    ACM Houston said two distinct pinger returns could be heard: "Significantly this would be consistent with transmissions from both the flight data recorder and the cockpit voice recorder," he said.


    The device on the missing plane that makes those signals is made by US company Dukane Seacom. Its director, Chris Portale, told the BBC Radio 4's Today programme that looking for the MH370 black box was like "looking for a suitcase on the side of a mountain" but under water.


    Mr Portale adds: "You've got two potential sites in the area that they are reviewing so I believe they are in the right area. I believe they have got three to four more days of good, solid output - where if they are spending the resources there and they are close by - and one of those hits... is actually real - they have a very good hope of at least spotting the wreckage."

    09:00: Richard Westcott BBC Transport Correspondent

    explains in this video exactly what those searching for the plane's wreckage are up against.


    The plane, carrying 239 people, was flying from Kuala Lumpur to Beijing on 8 March when it disappeared. Malaysian officials say they believe it crashed in the southern Indian Ocean.


    Nine military planes, three civilian planes and 14 ships are taking part in the search operation on Monday. The search covers an area of 234,000 sq km (90,000 sq miles), and good weather conditions are expected.

    A handout photo taken released on 5 April 2014 by Australian Defence shows the towed pinger locator being towed by Australian Defence Vessel Ocean Shield Australian navy ship Ocean Shield is dragging the Towed Pinger Locator which detected the signals

    Malaysian acting Transport Minister Hishammuddin Hussein says at a news conference in Kuala Lumpur that following Monday morning's developments, the Malaysian authorities were "cautiously hopeful" that there would be some positive developments in the "next few days if not hours".


    US Navy Captain Mark Matthews says the speed of the search is important, as the Towed Pinger Locator can only find the location while the beacons are emitting signals: "If the pingers are no longer transmitting, we're not going to hear it with the Towed Pinger Locator. However... our focus right now is using that because it has the greatest detection range," he said.


    Capt Matthews adds: "But after the period of time when the acoustic beacons are no longer emitting, eventually there needs to be a shift into a site scan sonar search - much shorter detection range, much slower process, and I'm sure at that time, whether we acquire it or not with the Towed Pinger Locator now, the area we're in will certainly be a high priority area to conduct that sonar search."

    Richard Westcott BBC Transport Correspondent

    tweets: #MH370 even with all that kit, I can not tell you how amazing it is IF they have found the black boxes in a search area that big....not

    Richard Westcott BBC Transport Correspondent

    tweets: #mh370 expert I spoke to thought it wd happen. Still no confirmation yet though...

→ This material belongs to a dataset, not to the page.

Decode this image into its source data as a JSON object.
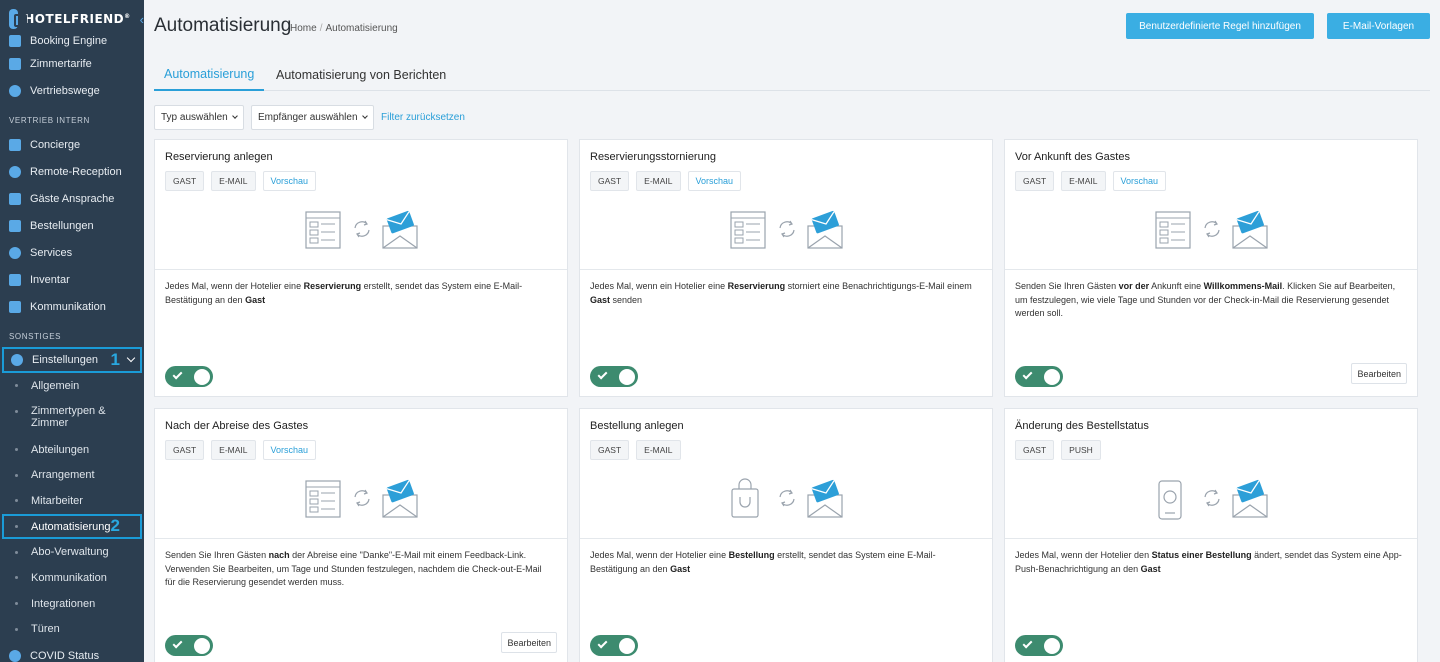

    That brings to an end our live coverage of the continuing search for missing Malaysia Airlines flight MH370 after an Australian ship detected signals potentially from aircraft "black box" data recorders. Please stay with the BBC News website for all the latest updates.


Copyright © 2015 BBC. The BBC is not responsible for the content of external sites. Read more.

This page is best viewed in an up-to-date web browser with style sheets (CSS) enabled. While you will be able to view the content of this page in your current browser, you will not be able to get the full visual experience. Please consider upgrading your browser software or enabling style sheets (CSS) if you are able to do so.